## What the task asks
In the listing below, locate the lines that hold "placeholder" and copy them.

## The input
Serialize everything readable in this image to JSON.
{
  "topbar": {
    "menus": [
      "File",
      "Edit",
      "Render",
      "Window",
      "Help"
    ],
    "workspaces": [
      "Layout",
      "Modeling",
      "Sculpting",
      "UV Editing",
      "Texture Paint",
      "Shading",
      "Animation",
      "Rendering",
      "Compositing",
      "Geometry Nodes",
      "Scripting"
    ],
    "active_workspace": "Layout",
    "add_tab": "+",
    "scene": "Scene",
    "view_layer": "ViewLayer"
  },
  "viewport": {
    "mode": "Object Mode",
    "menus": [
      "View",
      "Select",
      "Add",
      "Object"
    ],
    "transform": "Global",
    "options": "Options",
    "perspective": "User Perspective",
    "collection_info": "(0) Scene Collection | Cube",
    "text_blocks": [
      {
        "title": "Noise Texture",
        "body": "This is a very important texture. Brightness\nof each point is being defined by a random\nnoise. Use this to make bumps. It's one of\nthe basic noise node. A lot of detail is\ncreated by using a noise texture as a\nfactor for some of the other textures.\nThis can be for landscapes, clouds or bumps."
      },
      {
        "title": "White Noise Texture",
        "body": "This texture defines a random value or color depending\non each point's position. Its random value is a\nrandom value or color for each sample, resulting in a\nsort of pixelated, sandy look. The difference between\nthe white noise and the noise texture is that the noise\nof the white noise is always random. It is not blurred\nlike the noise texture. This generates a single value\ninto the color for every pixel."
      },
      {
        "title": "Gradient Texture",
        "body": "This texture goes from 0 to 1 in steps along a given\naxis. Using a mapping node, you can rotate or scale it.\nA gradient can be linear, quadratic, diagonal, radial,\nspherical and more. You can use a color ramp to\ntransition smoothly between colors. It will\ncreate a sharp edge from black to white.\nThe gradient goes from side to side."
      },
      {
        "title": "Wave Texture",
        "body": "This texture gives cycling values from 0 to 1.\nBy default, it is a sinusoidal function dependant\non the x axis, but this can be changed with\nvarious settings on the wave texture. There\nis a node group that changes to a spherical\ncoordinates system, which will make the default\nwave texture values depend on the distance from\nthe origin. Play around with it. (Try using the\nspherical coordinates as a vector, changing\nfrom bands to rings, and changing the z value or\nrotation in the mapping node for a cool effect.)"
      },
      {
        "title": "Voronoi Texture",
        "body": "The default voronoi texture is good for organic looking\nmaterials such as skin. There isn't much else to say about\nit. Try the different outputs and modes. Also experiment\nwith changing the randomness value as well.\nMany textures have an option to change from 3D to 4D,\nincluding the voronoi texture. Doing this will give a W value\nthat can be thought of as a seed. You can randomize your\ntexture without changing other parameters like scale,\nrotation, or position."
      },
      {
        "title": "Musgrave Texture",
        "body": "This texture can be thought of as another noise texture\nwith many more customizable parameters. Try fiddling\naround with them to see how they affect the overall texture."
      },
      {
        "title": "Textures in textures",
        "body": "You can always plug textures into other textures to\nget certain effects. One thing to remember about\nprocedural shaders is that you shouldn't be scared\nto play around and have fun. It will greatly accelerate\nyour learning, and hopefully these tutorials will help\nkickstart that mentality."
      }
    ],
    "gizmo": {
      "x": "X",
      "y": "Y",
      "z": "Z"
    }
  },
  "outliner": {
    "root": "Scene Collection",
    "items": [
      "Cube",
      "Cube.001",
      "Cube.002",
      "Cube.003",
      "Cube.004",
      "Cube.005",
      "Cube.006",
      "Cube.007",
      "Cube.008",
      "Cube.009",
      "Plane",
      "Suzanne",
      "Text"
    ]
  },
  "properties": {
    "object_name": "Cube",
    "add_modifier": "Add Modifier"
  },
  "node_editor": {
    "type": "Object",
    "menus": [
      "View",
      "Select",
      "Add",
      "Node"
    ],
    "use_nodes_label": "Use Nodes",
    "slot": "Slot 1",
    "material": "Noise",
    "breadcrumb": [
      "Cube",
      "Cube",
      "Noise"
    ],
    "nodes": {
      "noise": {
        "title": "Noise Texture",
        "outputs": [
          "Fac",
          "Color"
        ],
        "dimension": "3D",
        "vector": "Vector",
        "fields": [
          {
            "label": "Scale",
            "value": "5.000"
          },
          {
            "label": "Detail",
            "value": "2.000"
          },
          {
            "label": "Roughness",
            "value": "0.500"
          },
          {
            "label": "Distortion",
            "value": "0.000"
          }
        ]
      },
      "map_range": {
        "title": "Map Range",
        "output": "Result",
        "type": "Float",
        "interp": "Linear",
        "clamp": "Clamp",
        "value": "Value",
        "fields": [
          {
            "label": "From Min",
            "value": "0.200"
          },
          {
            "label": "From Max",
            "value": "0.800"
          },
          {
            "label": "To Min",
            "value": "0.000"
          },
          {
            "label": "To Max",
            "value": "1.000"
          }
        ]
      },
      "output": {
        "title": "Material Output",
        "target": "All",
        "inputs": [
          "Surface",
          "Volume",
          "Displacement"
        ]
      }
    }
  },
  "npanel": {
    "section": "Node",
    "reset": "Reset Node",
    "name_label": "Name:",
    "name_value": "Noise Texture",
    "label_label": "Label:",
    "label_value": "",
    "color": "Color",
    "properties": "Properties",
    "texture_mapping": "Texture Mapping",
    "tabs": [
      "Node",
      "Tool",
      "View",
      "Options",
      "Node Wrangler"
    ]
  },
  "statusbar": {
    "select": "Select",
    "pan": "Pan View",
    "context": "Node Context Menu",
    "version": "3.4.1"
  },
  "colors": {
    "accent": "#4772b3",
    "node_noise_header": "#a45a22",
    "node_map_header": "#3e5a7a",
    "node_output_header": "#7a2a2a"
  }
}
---
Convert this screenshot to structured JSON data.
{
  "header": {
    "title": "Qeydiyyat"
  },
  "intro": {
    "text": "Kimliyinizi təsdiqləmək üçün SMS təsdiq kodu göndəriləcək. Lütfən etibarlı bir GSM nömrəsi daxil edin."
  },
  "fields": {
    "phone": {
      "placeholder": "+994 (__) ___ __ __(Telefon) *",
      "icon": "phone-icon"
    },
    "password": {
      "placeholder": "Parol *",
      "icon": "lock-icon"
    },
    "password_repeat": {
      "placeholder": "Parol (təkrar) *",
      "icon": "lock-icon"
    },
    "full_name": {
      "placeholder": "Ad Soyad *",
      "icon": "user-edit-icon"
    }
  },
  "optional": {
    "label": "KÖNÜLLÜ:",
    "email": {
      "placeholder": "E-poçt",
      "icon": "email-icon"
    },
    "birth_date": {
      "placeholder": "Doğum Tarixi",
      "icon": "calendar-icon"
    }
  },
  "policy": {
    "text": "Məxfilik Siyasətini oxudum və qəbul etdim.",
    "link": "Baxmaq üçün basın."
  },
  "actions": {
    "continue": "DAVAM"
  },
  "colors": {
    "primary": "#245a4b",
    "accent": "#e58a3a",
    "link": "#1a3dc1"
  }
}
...
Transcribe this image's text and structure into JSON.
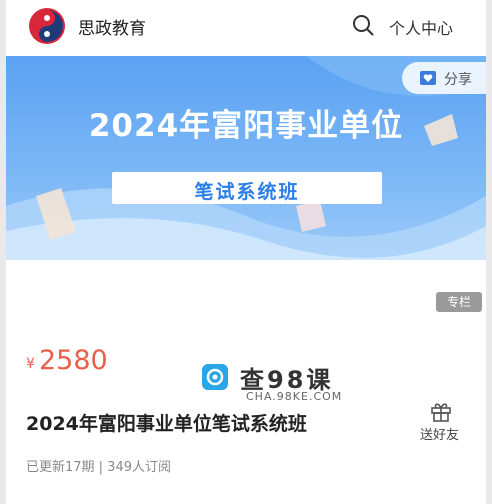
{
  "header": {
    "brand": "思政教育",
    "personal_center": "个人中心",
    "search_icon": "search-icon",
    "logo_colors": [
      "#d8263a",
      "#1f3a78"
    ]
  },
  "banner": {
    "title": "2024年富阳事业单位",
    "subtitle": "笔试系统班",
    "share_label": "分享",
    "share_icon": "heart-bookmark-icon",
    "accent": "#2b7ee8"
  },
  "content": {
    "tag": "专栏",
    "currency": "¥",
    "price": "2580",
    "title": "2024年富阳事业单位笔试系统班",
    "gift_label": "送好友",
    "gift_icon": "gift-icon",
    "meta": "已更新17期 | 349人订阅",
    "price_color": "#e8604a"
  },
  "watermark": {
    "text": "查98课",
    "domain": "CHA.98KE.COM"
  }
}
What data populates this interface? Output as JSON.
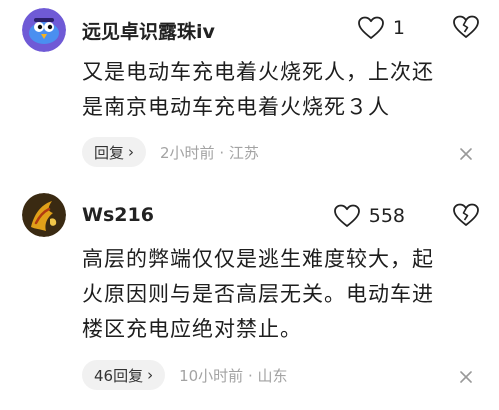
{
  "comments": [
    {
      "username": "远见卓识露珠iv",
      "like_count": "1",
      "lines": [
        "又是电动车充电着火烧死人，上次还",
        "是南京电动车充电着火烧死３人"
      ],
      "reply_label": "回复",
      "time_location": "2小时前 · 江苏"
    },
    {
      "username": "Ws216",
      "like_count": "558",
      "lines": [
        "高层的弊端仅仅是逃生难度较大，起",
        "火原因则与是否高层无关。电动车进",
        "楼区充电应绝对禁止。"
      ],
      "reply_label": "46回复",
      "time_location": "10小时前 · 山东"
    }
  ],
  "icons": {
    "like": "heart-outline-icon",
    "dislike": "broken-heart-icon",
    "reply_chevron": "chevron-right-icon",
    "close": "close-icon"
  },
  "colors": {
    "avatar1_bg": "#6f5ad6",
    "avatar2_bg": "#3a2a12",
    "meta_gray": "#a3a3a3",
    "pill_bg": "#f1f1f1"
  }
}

## Result
      "placeholder": "+994 (__) ___ __ __(Telefon) *",
      "placeholder": "Parol *",
      "placeholder": "Parol (təkrar) *",
      "placeholder": "Ad Soyad *",
      "placeholder": "E-poçt",
      "placeholder": "Doğum Tarixi",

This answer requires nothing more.